When I flipped over to page 15, I was impressed by the variety of Oolongs Mr. Walsh was able to list: Ankoi, Amoy, Foochow, Formosa, Saryune and Pekoe. Then he moves on to "Congou Teas," which he notes are "grown principally in the Bohea hills in China, and are known to trade in this country as English Breakfast Teas. They are divided into Kaisow or Red-leaf and Moning or Black-leaf Tea, and are a distinct variety differing in color, liquor and flavor from the Oolong sorts."

I marvel that he wrote all this without benefit of iPad, iPhone, or Internet. Can you imagine? That's just a small sample of what's shared in Mr. Walsh's book, and I'm so happy to have discovered it. If you'd like to check out this book for yourself, or simply to bookmark it for later reading, as I often do, click here.

Wednesday, August 10, 2016

A midweek giveaway!

When I see a tea book for only $1 at Dollar Tree, I can't help myself. Yes, I already have "Book of Tea" by Annie Perrier-Robert (I posted a review of it here back in 2010), but I'm betting one of you could use it. Yes?

If so, please leave an "Enter me" comment to this post between now and 7 a.m. tomorrow morning, August 11, and you'll be entered to win! (US and Canada only, please.) Good luck!

Tuesday, August 9, 2016

Tea Time Magazine's September/October 2016 issue

Local public school students started back to class last week, and another sign that fall is on the way is that the September/October issue of Tea Time magazine landed in my mailbox. Oh, how I love when those spice tones of fall start appearing on the covers of my magazines!

The cover cake on this issue sounds like one I definitely need to try. Do you bake more in the fall? I sure do. In fact, I've been a slacker of a cook this whole summer, rarely doing anything more adventurous than oven-baking some of the copious quantities of (delicious!) squash my dad kept us in all season long. But this Walnut-Apricot Spice Cake ... oh my goodness. From the spicy-looking interior to the nutty exterior and the luscious looking apricot jam and vanilla buttercream on top, well, I can just imagine the glorious flavors. With a cup of apricot tea, perhaps. But it has to wait till fall. I just can't enjoy a fall flavor at the tail end of summer, can you?

And owing to my current love of all things turquoise, I enjoyed reading about this "Afternoon Teal" (not "tea" but "teal") that uses the teal color to bring awareness to ovarian cancer. (Note the simple ribbon-shaped fold of the napkin at lower left. Clever!) Kentucky tearooms are highlighted in this issue as well, including, I was pleased to see, the Greentree Tearoom in Lexington that I visited with Linda Jennings and other tea friends a few years back.
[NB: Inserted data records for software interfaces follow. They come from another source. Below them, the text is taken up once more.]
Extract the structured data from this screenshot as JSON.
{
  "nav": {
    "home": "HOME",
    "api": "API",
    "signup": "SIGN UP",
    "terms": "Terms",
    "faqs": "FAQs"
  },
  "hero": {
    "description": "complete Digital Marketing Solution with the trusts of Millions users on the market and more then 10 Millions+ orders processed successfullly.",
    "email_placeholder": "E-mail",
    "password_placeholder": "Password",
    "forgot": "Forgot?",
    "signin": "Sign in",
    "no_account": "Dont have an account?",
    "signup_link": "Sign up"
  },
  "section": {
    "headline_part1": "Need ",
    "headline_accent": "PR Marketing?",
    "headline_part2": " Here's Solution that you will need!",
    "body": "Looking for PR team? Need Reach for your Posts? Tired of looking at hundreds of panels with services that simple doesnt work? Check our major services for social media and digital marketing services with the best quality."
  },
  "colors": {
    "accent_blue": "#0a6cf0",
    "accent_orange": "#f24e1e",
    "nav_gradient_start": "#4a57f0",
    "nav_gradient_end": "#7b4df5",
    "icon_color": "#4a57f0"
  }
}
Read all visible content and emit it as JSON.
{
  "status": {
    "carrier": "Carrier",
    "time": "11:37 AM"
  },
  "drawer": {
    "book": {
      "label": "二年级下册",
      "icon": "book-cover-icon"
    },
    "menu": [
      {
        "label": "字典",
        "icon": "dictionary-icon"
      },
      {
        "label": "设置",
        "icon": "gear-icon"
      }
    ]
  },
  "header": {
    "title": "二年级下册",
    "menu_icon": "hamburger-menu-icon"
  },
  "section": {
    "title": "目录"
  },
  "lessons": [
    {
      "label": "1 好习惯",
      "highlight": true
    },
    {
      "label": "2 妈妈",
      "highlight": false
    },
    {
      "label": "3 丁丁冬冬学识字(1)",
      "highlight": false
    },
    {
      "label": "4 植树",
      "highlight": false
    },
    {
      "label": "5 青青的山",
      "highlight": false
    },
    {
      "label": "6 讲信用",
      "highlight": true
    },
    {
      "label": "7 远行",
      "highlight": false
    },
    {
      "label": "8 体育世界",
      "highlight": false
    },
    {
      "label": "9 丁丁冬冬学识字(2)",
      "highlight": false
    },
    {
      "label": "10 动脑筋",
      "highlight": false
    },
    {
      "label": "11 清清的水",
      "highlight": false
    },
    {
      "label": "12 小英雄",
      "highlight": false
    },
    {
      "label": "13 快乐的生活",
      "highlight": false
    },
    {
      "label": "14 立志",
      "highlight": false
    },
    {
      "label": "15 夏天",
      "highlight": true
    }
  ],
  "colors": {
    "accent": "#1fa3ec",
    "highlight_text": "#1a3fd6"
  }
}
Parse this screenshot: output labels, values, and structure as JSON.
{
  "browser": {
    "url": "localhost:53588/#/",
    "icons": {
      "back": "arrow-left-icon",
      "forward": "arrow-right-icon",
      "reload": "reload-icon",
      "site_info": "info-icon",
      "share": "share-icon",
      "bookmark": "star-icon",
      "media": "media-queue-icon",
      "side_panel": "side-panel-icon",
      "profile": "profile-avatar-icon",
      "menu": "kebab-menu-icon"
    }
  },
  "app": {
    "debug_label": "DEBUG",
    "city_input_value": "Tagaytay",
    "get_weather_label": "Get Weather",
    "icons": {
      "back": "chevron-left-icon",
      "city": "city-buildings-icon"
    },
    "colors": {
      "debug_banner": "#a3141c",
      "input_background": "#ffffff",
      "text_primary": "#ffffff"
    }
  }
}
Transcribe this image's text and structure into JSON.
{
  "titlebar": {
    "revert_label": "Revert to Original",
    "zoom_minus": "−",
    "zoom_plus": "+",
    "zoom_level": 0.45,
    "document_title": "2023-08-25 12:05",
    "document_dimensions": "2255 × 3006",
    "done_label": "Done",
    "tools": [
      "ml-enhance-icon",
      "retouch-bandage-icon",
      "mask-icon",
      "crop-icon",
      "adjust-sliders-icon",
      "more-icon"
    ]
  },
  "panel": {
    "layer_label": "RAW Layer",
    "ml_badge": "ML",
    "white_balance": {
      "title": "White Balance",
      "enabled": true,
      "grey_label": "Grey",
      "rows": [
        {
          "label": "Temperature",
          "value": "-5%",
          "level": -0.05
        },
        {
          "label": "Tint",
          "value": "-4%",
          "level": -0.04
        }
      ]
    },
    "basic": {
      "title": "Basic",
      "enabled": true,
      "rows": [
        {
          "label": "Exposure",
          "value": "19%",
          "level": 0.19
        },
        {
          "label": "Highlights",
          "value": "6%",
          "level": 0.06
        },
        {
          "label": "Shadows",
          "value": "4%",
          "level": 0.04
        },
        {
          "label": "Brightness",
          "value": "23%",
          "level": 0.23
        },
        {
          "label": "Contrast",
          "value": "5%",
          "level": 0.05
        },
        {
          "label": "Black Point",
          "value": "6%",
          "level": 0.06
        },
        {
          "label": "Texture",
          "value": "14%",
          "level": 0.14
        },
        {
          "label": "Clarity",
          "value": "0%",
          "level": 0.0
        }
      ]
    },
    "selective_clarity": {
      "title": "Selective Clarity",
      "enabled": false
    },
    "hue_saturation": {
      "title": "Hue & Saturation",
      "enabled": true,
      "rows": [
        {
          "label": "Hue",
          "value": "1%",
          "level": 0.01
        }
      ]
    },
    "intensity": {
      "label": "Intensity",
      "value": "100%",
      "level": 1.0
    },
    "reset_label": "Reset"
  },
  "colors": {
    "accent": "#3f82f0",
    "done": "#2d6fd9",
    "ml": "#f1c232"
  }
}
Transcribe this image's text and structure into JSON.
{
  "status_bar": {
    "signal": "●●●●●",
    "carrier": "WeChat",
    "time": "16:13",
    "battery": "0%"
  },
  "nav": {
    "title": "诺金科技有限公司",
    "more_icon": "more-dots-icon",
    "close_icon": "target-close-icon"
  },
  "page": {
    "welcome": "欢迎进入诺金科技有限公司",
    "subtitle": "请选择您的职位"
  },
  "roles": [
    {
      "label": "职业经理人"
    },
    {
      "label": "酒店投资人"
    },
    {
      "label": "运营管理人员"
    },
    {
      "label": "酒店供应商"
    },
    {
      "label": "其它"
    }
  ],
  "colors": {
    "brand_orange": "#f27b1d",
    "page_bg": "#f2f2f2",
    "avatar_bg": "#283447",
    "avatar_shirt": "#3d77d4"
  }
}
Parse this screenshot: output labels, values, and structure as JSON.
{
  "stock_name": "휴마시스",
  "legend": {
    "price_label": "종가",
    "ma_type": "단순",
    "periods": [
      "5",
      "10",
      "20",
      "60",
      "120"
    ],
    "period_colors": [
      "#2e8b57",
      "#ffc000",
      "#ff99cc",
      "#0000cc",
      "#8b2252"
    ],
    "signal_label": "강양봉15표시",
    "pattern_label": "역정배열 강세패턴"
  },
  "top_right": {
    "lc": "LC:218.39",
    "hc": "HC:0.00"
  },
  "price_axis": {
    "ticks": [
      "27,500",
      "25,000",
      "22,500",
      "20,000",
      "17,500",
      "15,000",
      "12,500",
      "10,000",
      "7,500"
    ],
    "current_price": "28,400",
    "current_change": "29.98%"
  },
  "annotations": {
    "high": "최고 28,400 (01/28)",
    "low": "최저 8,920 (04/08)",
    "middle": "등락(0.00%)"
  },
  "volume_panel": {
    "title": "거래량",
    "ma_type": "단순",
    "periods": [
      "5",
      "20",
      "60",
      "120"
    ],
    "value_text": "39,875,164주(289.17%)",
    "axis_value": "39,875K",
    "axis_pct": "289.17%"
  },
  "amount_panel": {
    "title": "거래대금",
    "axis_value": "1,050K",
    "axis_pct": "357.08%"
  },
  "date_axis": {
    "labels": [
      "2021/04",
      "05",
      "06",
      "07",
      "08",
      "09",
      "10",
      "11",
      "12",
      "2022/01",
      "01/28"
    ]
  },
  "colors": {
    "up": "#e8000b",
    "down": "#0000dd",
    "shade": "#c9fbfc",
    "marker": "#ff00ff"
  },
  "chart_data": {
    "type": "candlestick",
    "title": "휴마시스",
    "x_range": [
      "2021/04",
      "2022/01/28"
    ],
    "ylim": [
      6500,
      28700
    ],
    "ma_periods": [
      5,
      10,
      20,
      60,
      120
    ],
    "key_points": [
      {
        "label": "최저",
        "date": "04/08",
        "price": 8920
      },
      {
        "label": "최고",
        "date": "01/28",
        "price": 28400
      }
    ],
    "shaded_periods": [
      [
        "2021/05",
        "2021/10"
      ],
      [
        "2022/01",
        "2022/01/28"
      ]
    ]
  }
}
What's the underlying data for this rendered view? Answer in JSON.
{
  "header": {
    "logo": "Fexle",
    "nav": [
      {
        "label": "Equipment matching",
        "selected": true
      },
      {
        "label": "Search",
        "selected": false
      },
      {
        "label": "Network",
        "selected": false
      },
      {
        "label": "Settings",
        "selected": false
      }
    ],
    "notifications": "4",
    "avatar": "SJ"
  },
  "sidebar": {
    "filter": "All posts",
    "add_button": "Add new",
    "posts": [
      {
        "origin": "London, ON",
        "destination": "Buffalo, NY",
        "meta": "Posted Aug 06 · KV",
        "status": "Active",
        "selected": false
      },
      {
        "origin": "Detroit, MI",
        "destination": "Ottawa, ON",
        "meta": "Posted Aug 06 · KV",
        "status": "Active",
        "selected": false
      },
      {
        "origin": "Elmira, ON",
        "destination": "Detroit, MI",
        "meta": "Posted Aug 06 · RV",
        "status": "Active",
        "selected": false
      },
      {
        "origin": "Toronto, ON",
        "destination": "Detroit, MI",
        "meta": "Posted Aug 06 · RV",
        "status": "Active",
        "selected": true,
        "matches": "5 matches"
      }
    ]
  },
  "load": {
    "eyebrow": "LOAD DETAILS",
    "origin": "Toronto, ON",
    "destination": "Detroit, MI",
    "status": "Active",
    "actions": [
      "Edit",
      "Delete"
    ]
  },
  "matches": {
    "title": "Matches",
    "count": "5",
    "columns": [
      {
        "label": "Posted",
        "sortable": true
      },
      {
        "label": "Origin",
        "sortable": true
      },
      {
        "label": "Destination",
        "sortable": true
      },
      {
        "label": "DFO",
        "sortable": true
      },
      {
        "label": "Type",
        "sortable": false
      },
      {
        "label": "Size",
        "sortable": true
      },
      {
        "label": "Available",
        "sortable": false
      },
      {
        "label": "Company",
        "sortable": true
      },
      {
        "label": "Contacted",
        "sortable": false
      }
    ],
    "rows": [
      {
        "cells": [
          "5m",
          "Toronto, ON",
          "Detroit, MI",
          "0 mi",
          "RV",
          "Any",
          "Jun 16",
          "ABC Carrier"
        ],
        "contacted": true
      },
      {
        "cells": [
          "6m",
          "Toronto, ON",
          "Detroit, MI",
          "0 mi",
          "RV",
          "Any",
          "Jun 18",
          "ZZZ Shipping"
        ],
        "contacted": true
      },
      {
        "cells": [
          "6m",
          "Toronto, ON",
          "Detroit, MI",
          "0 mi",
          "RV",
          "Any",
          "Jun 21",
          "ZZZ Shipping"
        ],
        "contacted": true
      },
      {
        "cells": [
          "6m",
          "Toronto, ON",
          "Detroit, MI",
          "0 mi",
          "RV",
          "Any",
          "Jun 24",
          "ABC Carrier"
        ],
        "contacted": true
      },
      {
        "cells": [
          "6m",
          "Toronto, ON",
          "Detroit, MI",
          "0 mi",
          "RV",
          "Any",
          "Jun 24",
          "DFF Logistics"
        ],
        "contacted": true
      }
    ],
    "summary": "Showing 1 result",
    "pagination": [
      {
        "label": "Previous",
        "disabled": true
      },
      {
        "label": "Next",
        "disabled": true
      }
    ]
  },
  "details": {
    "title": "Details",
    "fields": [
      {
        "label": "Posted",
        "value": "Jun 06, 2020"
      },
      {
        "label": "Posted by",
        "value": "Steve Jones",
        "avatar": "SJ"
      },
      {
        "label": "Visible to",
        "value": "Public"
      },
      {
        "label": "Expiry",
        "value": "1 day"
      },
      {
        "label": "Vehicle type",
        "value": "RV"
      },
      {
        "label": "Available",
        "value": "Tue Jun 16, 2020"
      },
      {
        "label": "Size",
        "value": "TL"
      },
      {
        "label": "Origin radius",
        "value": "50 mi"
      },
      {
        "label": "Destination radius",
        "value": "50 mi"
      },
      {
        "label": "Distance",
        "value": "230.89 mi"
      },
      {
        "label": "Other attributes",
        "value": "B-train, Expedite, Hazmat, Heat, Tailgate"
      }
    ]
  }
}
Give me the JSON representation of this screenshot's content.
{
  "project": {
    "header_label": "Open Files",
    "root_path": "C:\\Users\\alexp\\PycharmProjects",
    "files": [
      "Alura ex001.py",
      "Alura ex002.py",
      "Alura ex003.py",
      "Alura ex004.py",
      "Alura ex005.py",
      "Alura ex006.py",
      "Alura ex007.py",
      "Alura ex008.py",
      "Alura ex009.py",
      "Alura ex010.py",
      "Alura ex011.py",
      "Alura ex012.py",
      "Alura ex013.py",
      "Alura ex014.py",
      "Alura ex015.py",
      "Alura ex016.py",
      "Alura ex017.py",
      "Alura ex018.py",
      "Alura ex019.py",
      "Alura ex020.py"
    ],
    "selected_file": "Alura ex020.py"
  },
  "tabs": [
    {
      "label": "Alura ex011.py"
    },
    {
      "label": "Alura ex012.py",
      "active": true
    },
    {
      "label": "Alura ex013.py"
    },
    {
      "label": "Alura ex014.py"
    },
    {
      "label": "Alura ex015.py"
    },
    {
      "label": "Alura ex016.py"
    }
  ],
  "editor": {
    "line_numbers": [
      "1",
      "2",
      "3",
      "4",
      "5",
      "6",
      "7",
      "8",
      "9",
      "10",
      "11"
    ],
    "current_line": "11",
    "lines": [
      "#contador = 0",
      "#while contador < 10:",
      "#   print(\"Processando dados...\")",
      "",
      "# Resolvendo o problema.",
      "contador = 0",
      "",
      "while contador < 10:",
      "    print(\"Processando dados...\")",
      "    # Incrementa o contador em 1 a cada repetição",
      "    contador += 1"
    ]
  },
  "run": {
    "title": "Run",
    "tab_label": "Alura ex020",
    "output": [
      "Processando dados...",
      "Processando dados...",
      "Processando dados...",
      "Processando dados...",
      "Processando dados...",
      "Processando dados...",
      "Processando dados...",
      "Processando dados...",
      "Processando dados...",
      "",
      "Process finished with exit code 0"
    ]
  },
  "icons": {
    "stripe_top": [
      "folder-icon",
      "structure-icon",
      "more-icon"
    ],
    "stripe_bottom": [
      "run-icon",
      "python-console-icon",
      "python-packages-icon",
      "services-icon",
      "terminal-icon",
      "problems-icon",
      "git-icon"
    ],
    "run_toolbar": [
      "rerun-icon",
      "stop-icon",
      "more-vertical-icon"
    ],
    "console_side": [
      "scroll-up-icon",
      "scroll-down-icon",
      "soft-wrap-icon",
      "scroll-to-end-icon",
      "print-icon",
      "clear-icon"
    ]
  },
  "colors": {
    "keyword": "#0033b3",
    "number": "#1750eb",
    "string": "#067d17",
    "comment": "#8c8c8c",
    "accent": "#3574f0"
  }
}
There's also an article about Jane Pettigrew, whom I once got to meet at a World Tea Expo, receiving the British Empire Medal and attending a garden party at Buckingham Palace. Have you received your issue yet? If so, what were your favorite features?